Task goal. Search the entries for the word "this". Copy every line where it turns up.

++++ Working data

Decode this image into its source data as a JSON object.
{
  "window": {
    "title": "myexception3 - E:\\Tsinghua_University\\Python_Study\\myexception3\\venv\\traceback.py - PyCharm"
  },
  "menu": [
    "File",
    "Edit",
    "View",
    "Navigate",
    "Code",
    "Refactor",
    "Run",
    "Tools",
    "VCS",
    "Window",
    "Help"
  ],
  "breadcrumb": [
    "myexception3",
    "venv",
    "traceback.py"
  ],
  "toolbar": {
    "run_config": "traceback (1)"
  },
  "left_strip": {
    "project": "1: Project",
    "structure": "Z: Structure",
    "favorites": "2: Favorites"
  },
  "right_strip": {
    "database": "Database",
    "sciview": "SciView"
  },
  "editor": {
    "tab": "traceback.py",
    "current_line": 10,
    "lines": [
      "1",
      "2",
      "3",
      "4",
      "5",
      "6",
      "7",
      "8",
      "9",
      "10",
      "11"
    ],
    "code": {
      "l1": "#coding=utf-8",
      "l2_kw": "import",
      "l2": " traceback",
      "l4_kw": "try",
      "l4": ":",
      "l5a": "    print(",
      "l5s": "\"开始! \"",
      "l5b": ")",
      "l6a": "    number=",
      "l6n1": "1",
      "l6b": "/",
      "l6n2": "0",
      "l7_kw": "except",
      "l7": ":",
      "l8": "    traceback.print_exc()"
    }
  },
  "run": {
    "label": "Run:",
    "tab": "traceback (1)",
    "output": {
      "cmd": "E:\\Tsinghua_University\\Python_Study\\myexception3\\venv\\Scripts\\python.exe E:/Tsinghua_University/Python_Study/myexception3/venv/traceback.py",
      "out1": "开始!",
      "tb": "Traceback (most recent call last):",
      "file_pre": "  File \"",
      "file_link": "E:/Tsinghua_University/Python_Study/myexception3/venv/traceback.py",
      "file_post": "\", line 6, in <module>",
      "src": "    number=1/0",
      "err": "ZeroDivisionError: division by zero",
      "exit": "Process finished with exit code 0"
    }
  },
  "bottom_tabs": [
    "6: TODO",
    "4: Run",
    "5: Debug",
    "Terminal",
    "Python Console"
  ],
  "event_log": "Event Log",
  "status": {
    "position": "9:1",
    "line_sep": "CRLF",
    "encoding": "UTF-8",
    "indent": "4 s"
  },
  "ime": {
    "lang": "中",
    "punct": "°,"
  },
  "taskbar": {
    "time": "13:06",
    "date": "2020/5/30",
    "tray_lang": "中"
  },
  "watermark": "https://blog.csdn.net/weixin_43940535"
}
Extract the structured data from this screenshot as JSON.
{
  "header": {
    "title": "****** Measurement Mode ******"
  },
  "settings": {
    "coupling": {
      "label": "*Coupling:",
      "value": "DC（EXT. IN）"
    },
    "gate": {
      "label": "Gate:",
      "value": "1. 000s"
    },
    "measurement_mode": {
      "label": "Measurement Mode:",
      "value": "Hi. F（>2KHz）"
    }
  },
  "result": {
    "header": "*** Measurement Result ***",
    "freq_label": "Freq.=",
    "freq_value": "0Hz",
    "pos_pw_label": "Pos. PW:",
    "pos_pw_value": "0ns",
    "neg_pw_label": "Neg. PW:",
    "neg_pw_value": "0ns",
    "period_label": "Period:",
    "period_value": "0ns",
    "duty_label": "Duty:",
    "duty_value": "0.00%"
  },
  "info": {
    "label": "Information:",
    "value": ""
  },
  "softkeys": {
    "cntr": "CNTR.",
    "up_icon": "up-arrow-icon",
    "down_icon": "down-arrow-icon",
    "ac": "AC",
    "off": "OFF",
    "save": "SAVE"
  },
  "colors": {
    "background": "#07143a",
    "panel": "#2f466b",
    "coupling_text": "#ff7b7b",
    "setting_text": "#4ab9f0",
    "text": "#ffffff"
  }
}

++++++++

Solved problem.
Decode this image into its source data as a JSON object.
Extract the structured data from this screenshot as JSON.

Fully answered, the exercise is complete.